(AP) February 14, 2023
MANILA, Philippines (AP) — The Philippines accused a Chinese coast guard ship of hitting a Philippine coast guard vessel with a military-grade laser and temporarily blinding some of its crew in the disputed South China Sea, calling it a “blatant” violation of Manila’s sovereign rights. The Chinese ship also maneuvered dangerously close, about 137 meters (449 feet), to block the Philippine patrol vessel BRP Malapascua from approaching Second Thomas Shoal, a submerged reef that has been occupied by Philippine forces, on Feb. 6, the Philippine coast guard said in a statement. The Philippines has filed nearly 200 diplomatic protests against China’s aggressive actions in the disputed waters in 2022 alone. In Beijing, Chinese Foreign Ministry spokesperson Wang Wenbin said a Philippine coast guard vessel trespassed into Chinese waters without permission on Feb. 6. Chinese coast guard vessels responded “professionally and with restraint at the site in accordance with China’s law and international law,” he said, without elaborating and mentioning the use of laser. (Source: Associated Press)
UAE strikes balance between Oil and Environment, Sheikh Saif tells World Government Summit 2023 in Dubai
(February 14, 2023) Sajila Saseendran, Senior Reporter

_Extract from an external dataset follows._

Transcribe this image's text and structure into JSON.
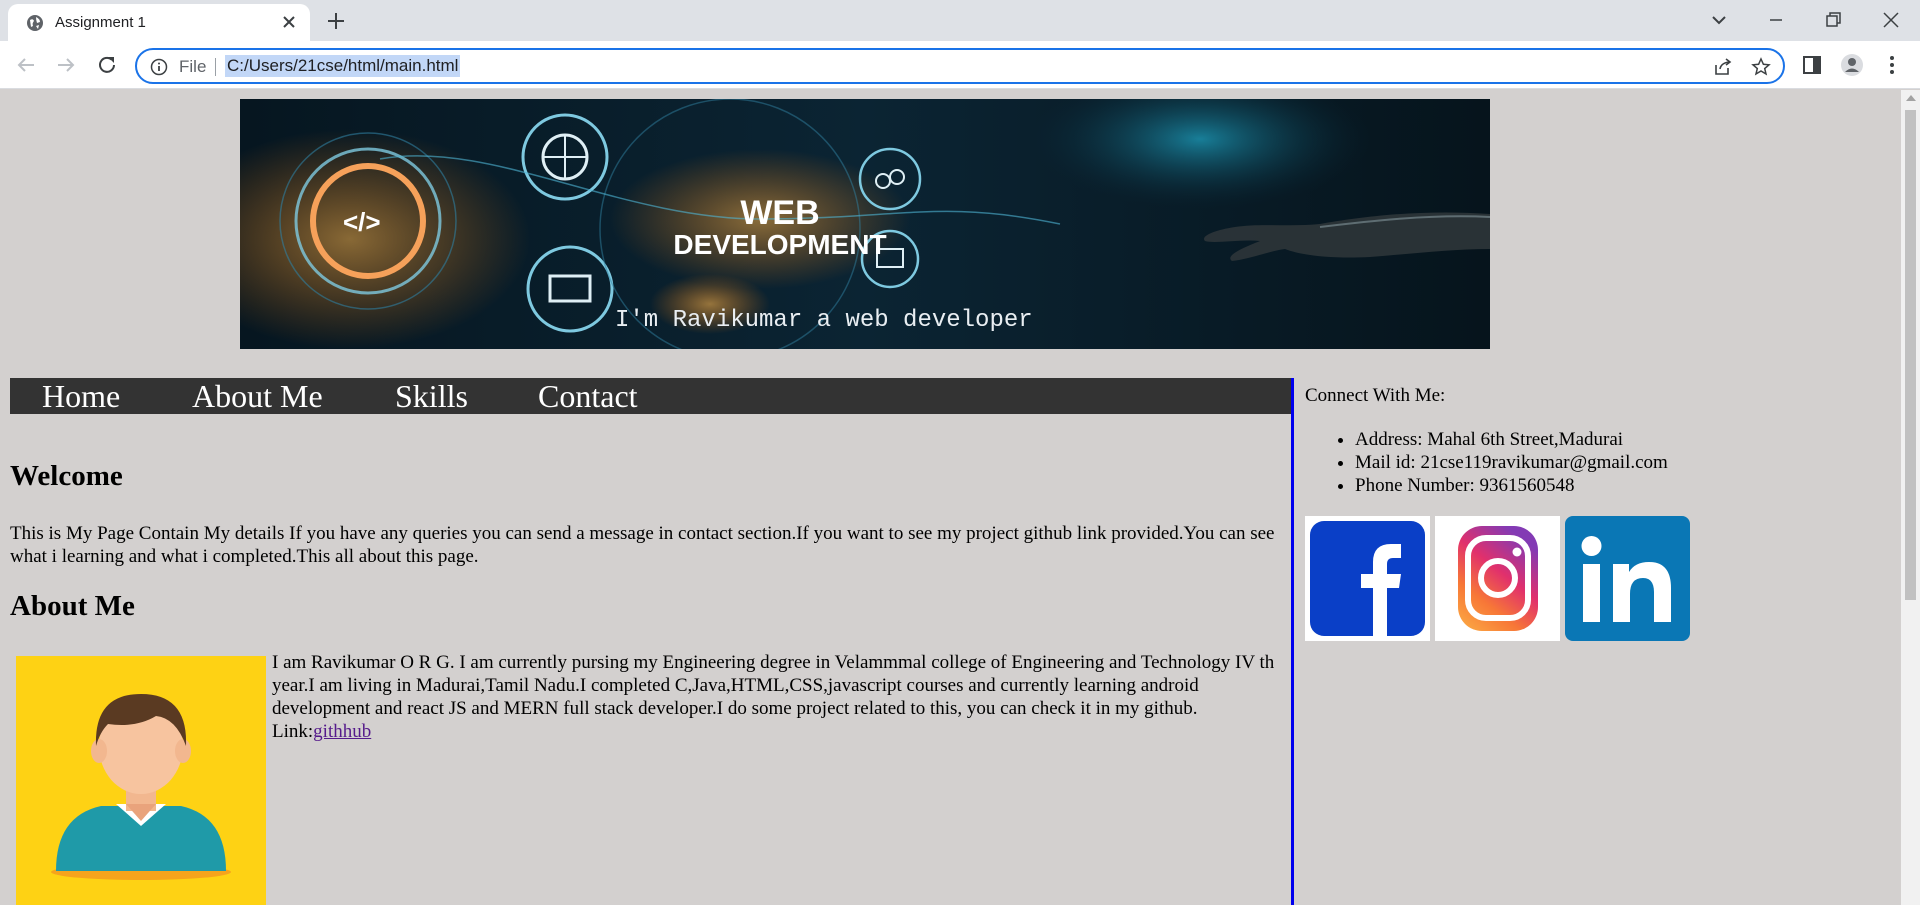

Dubai: The UAE has demonstrated itself as an example of striking a balance between oil and environment, as climate action and environmental protection have been at the core of the country’s foundation, Lieutenant General Sheikh Saif bin Zayed Al Nahyan, Deputy Prime Minister and Minister of the Interior, said at the valedictory speech of the World Government Summit in Dubai. In a thought-provoking speech attended by a packed audience
India, set to be most populous, doesn’t know its number of people

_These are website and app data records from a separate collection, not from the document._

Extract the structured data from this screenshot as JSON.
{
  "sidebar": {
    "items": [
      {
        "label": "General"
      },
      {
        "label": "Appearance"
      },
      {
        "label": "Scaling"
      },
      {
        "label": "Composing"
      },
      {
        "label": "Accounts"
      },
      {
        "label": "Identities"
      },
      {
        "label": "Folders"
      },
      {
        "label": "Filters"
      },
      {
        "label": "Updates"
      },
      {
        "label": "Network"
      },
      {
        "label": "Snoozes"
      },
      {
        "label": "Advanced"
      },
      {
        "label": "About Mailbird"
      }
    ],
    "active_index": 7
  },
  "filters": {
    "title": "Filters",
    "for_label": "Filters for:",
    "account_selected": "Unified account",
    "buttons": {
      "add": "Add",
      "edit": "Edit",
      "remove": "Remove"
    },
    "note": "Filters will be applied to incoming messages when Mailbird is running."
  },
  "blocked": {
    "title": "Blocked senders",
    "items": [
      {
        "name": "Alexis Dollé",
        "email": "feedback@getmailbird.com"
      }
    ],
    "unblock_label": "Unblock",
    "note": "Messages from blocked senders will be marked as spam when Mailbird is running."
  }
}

(15 Feb 2023) In two months, India is projected to become the ‘worlds most populous country with more than 1.4 billion people. But for at least a year, and possibly longer, the country will not know how many people it has because it has not been able to count them. India’s once-in-a-decade census, due in 2021 and delayed due to the pandemic, has now got bogged down by technical and logistical hurdles, and there are no signs the mammoth exercise is likely to begin soon. Experts say the delay in updating data such as employment, housing, literacy levels, migration patterns and infant mortality, which are captured by the census, affects social and economic planning and policymaking in the huge Asian economy. Calling census data “indispensable”, Rachna Sharma, a fellow at the National Institute of Public Finance and Policy, said studies like the consumption expenditure survey and the periodic labour force survey are estimations based on information from the census. A senior official at the Ministry of Statistics and Programme Implementation said census data from 2011, when the count was last conducted, was being used for projections and estimates required to assess government spending. The United Nations has projected India’s population could touch 1,425,775,850 on April 14, overtaking China’s. The 2011 census put India’s population at 1.21 billion, meaning the country has added 210 million, or almost the number of people in Brazil, to its population in 12 years.